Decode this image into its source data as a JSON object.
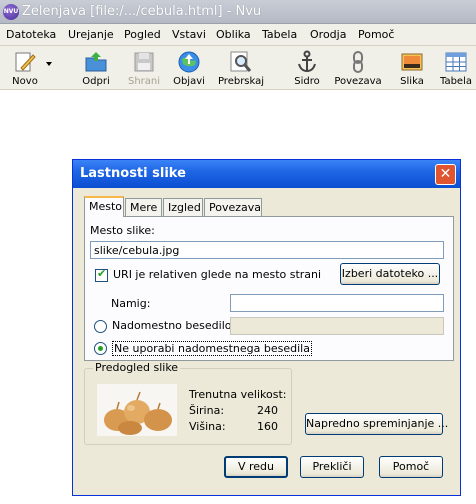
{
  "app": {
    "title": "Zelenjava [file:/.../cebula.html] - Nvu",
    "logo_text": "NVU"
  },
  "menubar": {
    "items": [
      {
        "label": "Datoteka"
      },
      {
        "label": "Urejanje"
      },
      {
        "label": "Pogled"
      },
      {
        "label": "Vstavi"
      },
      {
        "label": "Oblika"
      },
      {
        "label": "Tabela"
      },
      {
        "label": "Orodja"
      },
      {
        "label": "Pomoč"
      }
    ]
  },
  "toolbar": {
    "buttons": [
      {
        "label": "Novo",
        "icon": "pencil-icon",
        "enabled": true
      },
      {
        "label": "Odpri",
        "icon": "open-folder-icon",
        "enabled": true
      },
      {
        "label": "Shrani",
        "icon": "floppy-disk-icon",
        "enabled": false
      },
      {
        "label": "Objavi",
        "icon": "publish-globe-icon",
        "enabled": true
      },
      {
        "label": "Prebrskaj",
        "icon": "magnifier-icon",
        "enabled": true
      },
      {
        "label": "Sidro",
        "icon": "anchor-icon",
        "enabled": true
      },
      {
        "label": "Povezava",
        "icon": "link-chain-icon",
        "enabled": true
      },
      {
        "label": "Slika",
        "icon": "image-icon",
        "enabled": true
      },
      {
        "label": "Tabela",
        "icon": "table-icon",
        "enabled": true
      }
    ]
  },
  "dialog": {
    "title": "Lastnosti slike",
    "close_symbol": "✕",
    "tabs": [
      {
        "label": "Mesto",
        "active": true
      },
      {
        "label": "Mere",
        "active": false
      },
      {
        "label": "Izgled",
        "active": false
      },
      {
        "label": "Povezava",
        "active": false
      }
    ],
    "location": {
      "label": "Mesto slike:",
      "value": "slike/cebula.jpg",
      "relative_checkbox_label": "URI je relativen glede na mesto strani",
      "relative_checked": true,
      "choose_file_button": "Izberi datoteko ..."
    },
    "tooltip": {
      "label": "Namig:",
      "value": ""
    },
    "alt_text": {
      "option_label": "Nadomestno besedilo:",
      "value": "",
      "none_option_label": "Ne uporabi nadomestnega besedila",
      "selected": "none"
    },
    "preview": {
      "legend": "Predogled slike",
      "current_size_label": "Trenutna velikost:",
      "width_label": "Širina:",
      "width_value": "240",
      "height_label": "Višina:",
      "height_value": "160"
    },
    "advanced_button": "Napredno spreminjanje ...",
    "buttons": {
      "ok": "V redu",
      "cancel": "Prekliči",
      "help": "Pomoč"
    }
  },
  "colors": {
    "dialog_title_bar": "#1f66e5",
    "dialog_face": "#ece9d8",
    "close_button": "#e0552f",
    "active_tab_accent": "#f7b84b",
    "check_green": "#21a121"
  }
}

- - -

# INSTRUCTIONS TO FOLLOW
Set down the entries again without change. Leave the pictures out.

# WRITTEN ANSWER
Decode this image into its source data as a JSON object.
{
  "app": {
    "title": "Zelenjava [file:/.../cebula.html] - Nvu",
    "logo_text": "NVU"
  },
  "menubar": {
    "items": [
      {
        "label": "Datoteka"
      },
      {
        "label": "Urejanje"
      },
      {
        "label": "Pogled"
      },
      {
        "label": "Vstavi"
      },
      {
        "label": "Oblika"
      },
      {
        "label": "Tabela"
      },
      {
        "label": "Orodja"
      },
      {
        "label": "Pomoč"
      }
    ]
  },
  "toolbar": {
    "buttons": [
      {
        "label": "Novo",
        "icon": "pencil-icon",
        "enabled": true
      },
      {
        "label": "Odpri",
        "icon": "open-folder-icon",
        "enabled": true
      },
      {
        "label": "Shrani",
        "icon": "floppy-disk-icon",
        "enabled": false
      },
      {
        "label": "Objavi",
        "icon": "publish-globe-icon",
        "enabled": true
      },
      {
        "label": "Prebrskaj",
        "icon": "magnifier-icon",
        "enabled": true
      },
      {
        "label": "Sidro",
        "icon": "anchor-icon",
        "enabled": true
      },
      {
        "label": "Povezava",
        "icon": "link-chain-icon",
        "enabled": true
      },
      {
        "label": "Slika",
        "icon": "image-icon",
        "enabled": true
      },
      {
        "label": "Tabela",
        "icon": "table-icon",
        "enabled": true
      }
    ]
  },
  "dialog": {
    "title": "Lastnosti slike",
    "close_symbol": "✕",
    "tabs": [
      {
        "label": "Mesto",
        "active": true
      },
      {
        "label": "Mere",
        "active": false
      },
      {
        "label": "Izgled",
        "active": false
      },
      {
        "label": "Povezava",
        "active": false
      }
    ],
    "location": {
      "label": "Mesto slike:",
      "value": "slike/cebula.jpg",
      "relative_checkbox_label": "URI je relativen glede na mesto strani",
      "relative_checked": true,
      "choose_file_button": "Izberi datoteko ..."
    },
    "tooltip": {
      "label": "Namig:",
      "value": ""
    },
    "alt_text": {
      "option_label": "Nadomestno besedilo:",
      "value": "",
      "none_option_label": "Ne uporabi nadomestnega besedila",
      "selected": "none"
    },
    "preview": {
      "legend": "Predogled slike",
      "current_size_label": "Trenutna velikost:",
      "width_label": "Širina:",
      "width_value": "240",
      "height_label": "Višina:",
      "height_value": "160"
    },
    "advanced_button": "Napredno spreminjanje ...",
    "buttons": {
      "ok": "V redu",
      "cancel": "Prekliči",
      "help": "Pomoč"
    }
  },
  "colors": {
    "dialog_title_bar": "#1f66e5",
    "dialog_face": "#ece9d8",
    "close_button": "#e0552f",
    "active_tab_accent": "#f7b84b",
    "check_green": "#21a121"
  }
}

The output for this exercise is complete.